South Sudan’s Central Bank says it will tighten the country’s monetary policy to mitigate the rapid depreciation of the South Sudanese Pound against the US dollar.
In an extraordinary meeting chaired by the newly appointed governor last Friday, Dier Tong said the institution’s Monetary Policy Committee made five resolutions aimed at tackling the devaluation.
Addressing members of the press in Juba, he expressed hope that the new policies introduced by the central bank will mitigate the current hyperinflation.
“Among the policies agreed upon by the committee is the increment of bank interest rate to 15 per cent,” the governor said.
Mr Tong, who was reappointed over the weekend, went on say that the committee had to hold an emergency meeting in order to debate the backdrop of rapid depreciation of the South Sudanese Pound.
“The Monetary Policy Committee noted that the economy is battered by shocks brought about by Covid-19 pandemic, low oil prices, which has led to considerable fiscal imbalances and constrained financial performance, particularly the banking sector,” he added.
The country's currency has been depreciating drastically following a drop in the country’s oil revenues and irregularities in the collection of non-oil revenue.
As of Friday, $100 was selling at about 57,000 South Sudanese Pounds in the black market, while at the Central Bank, the same sold at 17,100 pounds.
Consumers have complained of a sharp rise in the price of basic commodities while traders have also raised concerns over their inability to access hard currency for importing goods.
CHANGE OF CURRENCY
Last month, South Sudan’s Council of Ministers opted to change the currency in an attempt to bring back hoarded cash that it claims is aiding the decline of the economy. However, the move is still being debated by a select committee.
In August this year, Central Bank’s second deputy governor, Daniel Kech Pouch, said the financial institution had run out of foreign reserves, a claim that was later revoked by the then governor, Jamal Abdallah Wani.
The same month, the minister of Trade and Industry said there is nothing the government can do to stop the local currency from losing value.
South Sudan’s economy has been devastated by several factors since its independence in 2011.
Years of civil war, a drop in global oil prices, and the Covid-19 pandemic have brought the young, fragile economy to its knees.

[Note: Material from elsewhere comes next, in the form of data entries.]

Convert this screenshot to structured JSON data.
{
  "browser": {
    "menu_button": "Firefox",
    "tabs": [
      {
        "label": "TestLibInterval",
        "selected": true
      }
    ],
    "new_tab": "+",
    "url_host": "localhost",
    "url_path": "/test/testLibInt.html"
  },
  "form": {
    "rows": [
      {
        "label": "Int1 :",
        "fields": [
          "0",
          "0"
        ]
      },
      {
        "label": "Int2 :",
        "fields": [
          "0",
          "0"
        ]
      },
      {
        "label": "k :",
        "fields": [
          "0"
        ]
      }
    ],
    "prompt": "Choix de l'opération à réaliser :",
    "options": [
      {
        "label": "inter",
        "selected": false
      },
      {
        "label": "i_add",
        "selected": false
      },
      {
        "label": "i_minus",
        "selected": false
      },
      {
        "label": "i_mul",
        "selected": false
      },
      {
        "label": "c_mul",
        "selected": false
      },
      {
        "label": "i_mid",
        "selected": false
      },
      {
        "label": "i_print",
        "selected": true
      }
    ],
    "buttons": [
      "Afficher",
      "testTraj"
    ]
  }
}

Before the conflict and the Covid-19, South Sudan was drilling more than 250,000 barrels of crude oil per day, which has now dropped to 180,000 barrels per day.
Last month, the United Nations Human Right Commission accused some South Sudanese politicians and senior government officials of embezzling at least $36 million since 2016.
The reports come weeks after President Salva Kiir sacked his Finance and Economic Planning Minister Salvatore Garang, as well as top officials in the country’s revenue and oil management offices in sweeping changes.
The sacking comes days after a prominent civil society activist called on him to suspend heads of revenue-generating institutions implicated in corruption.
In September this year, the Economic Crisis Management Committee recommended to the President the removal of the Director-General of Customs Service, Major General Ayii Akol, after his juniors accused him of graft.
The committee said also it discovered that $3.1 million was missing at the Directorate of Nationalities Passport and Immigration.